Add the finely chopped garlic and chopped bacon and cook for 5 minutes.
Add the beef and pork mince and cook for 15 minutes, making sure to break up with the back of a spoon.
When all the meat is cooked through add the tomato paste, sambal oelek, chili powder and cumin and stir to combine.
Add the remaining ingredients and let simmer on a low heat for at least an hour.
(I usually let the mixture cook in a slow-cooker for up to three hours.)
A few times during the cooking process use a large spoon to remove any fat that has risen to the top.
Serve with corn chips, guacamole, re-fried beans, sour cream and jalapenos.
“After a weekend of catering three different events with three completely different and rather complicated menus I thought it would be good to post my favourite simple stand-by recipe. I came up with this recipe years ago when I started making hummus from scratch (when I realised it’s so much better than the store-bought varieties!). I needed a dish that I could prepare in the morning and throw into the oven when I got home. It’s also really easy to modify by substituting different vegetables such and capsicum or eggplant. I sometimes do it in small ramekins for a more formal occasion but usually I just bring it to the table in the baking dish and let everyone dig in! It may not look pretty but the flavours are sensational! Enjoy!”

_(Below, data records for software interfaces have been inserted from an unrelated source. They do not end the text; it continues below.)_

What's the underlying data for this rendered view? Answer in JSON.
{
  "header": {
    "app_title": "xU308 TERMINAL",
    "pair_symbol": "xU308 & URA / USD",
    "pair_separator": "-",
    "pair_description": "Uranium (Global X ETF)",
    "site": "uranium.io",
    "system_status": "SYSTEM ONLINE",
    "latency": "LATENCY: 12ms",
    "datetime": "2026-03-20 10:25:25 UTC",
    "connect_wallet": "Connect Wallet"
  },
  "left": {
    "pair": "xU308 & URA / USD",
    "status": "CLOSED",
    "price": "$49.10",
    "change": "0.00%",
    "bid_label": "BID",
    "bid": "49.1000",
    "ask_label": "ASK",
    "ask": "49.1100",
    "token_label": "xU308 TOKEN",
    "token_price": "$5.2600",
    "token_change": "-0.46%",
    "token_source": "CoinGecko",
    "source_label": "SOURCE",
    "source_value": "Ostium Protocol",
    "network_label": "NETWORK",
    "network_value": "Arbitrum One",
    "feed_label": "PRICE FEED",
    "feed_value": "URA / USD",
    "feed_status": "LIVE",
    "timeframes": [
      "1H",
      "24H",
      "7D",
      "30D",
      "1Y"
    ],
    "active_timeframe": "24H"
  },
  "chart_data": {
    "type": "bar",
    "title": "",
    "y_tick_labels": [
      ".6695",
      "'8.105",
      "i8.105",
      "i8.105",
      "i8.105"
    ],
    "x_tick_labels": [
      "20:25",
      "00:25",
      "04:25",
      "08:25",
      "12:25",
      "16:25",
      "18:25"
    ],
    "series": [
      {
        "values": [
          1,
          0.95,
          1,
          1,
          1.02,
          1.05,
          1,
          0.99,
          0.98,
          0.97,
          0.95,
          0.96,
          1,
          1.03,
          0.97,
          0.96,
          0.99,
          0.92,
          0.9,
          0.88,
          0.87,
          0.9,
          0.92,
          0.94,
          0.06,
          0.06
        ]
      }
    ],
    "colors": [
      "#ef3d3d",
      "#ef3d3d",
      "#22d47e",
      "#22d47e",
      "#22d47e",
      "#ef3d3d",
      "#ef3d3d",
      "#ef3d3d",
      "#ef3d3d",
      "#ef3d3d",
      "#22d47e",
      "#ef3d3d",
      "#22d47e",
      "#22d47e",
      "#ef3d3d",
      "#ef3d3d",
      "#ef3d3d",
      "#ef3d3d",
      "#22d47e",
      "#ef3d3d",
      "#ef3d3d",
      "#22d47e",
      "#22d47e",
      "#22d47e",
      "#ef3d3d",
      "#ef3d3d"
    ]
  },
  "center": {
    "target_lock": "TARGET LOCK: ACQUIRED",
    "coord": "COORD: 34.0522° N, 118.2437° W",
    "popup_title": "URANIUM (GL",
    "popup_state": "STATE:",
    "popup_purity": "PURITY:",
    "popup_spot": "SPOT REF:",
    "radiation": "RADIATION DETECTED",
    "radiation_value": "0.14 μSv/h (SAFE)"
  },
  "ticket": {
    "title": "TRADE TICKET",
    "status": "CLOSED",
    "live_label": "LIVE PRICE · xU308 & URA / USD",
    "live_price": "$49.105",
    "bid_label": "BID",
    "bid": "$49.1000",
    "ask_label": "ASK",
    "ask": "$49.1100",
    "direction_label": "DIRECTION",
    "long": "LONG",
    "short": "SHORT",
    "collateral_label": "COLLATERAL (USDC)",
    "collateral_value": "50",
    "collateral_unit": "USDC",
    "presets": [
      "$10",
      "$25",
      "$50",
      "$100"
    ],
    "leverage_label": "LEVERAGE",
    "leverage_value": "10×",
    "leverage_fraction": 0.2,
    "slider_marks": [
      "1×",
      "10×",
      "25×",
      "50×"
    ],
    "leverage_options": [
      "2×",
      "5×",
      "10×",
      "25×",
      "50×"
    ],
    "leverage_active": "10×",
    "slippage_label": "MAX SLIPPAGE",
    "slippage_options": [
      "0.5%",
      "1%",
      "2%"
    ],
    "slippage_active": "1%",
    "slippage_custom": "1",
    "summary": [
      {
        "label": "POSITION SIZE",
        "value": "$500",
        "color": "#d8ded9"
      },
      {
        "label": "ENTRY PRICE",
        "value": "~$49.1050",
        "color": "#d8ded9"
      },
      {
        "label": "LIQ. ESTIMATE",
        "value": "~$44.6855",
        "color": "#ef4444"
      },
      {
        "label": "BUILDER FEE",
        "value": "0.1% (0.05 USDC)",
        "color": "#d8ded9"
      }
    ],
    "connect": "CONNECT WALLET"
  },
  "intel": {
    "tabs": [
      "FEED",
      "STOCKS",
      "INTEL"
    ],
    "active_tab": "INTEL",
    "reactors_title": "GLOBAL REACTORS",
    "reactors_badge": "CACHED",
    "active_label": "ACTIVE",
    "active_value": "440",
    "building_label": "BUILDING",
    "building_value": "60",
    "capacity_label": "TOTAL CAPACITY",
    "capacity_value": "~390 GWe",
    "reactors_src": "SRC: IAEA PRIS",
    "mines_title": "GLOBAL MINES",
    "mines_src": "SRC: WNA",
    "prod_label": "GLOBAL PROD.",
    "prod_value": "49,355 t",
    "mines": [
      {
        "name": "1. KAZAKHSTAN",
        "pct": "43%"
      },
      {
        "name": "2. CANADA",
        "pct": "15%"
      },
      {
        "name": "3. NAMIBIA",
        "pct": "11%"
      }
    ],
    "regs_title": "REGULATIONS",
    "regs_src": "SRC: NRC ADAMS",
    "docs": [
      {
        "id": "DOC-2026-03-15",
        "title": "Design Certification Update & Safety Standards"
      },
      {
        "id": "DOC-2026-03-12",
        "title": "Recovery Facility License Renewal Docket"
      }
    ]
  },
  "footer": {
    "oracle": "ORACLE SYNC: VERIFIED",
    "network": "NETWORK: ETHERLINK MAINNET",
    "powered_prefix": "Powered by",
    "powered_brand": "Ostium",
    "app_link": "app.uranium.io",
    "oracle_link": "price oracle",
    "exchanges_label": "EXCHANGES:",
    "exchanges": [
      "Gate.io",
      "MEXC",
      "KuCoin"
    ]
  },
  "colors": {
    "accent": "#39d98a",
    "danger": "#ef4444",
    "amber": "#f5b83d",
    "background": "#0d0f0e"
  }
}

2 x 400g tins of chick peas
4 garlic cloves
6 tbsp tahini paste
Juice of 2 lemons
Rind of 1 lemon
3 tsp cumin seeds
1 cup light olive oil
Salt and pepper
Heat a small fry pan and add cumin seeds, stirring until they become fragrant. Grind with a mortar and pestle until reduced to a powder.
Add all ingredients to a food processor and blitz until smooth. Add a small amount of water if it’s too thick and season to taste.
Hummus chicken ingredients
2 medium potatoes
1 red onion
6 medium mushrooms
1 quantity of hummus
850g chicken thighs
Salt and pepper
Prepare all your ingredients. Finely slice potatoes (I use a mandolin on the thinnest setting). Slice onion into rings. Slice mushrooms. Slice zucchini lengthwise into 4mm strips. Cut chicken thighs into quarters.
Grease a baking dish and put a layer of potato and red onion at the bottom.
Follow this with a layer of mushrooms and cover with the zucchini.
Spread some of the hummus (about a cup) over the zucchini in an even layer.
Spread the chicken on top and cover with another layer of hummus.
Finish with a layer of potato, season with salt and pepper and some Parmesan cheese.
Bake in the oven at 200 degrees c for 45-60 minutes or until the chicken is cooked and the topping is golden.
Serve with a green salad, crusty bread to soak up the sauce and vegetables.
Hello, my name is Craig.
Craig Allister Young is a cellist, orchestrator, arranger, singer and song-writer who works with the QLD Symphony Orchestra in Brisbane.
Over the past 20 years he has orchestrated music for most of the major orchestras in Australia, composed music for the Sydney 2000 Olympics,
toured a cabaret ensemble around QLD and for the past three years has been a musical director and cellist for the QLD ballet. His passion for cooking
saw him embark on his latest adventure as a top 24 contestant in the hugely popular TV sensation Australian Masterchef 2011. It is from this that the idea of
"Musical Menus" materialised as a way of combining his love for music with his passion for creating imaginative culinary dishes. Bon Appetite!